Papers and photographs documenting the life of labor organizer Mary Harris "Mother" Jones (1843?-1930), drawn from the Mother Jones, Terence Powderly and John Mitchell collections of The Catholic University of America Archives.
She was the "Miners Angel;" she was the "most dangerous woman in America." She was an "impious Joan of Arc;" she was a "secular nun."
Mary Harris was born in County Cork in Ireland, probably in 1836. She came to Toronto in the early 1840's, attended public school and normal school, and in the early years of her adult life taught in Catholic schools in Monroe, Michigan and Memphis, Tennessee. In Memphis she married George Jones, and official of the Moulders' Union, but George and their children perished a few years later in a Yellow Fever epidemic. Sometime in the 1870s she drifted into organizing and radical politics and over the next sixty years she seemed to find her way to every dramatic event in the history of the radical politics and labor in America.
Her work in behalf of the miners was the central effort of her career and would win her the most fame. One of her first great triumphs was in the coalfields of West Virginia organizing miners during the great anthracite coal strike of 1902. ?Many of her letters reveal the drama, danger and heartache of those [industrial war] battles.
----From the Library of Congress/Ameritech National Digital Library proposal, written by Timothy J. Meagher

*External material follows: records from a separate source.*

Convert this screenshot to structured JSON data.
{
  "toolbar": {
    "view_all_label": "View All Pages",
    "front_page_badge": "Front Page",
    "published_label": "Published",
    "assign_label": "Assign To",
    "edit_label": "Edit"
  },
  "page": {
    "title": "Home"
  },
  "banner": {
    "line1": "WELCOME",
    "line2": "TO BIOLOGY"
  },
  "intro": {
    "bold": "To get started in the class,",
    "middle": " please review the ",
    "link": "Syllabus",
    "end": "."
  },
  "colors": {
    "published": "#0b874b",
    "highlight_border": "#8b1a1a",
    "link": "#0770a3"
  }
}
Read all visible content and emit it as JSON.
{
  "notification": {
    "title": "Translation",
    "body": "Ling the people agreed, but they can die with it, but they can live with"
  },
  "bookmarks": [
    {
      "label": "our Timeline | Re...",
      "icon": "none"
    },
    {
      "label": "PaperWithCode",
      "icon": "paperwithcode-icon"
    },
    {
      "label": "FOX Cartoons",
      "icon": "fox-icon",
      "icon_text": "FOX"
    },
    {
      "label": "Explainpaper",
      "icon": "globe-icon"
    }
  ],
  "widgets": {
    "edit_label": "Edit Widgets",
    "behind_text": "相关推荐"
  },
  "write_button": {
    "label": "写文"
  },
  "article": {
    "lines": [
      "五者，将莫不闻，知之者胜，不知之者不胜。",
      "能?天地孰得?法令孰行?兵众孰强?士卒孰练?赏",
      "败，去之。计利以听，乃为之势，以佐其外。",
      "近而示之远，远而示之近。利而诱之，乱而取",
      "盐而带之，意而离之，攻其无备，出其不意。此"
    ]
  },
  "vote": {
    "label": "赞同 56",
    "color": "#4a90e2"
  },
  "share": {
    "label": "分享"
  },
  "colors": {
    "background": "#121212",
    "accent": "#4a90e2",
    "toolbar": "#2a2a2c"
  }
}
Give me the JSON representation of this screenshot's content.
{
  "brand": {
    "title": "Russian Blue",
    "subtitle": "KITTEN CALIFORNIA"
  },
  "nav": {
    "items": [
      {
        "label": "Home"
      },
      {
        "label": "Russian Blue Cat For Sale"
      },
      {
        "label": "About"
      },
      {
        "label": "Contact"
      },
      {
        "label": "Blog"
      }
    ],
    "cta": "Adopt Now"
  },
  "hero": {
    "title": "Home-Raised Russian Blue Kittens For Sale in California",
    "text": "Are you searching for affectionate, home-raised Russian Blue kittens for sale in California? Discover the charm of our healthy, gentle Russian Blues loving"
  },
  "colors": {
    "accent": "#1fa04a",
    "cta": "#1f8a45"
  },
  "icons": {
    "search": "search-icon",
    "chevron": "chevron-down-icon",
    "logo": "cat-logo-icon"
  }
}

Background images used with the kind permission of The Anthracite Museum Complex, Bureau of Historic Sites & Museums, Pennsylvania Historical Museum Commission, MG 369. Special thanks to Mr. Chester Kulesa and Ms. Diane Reed.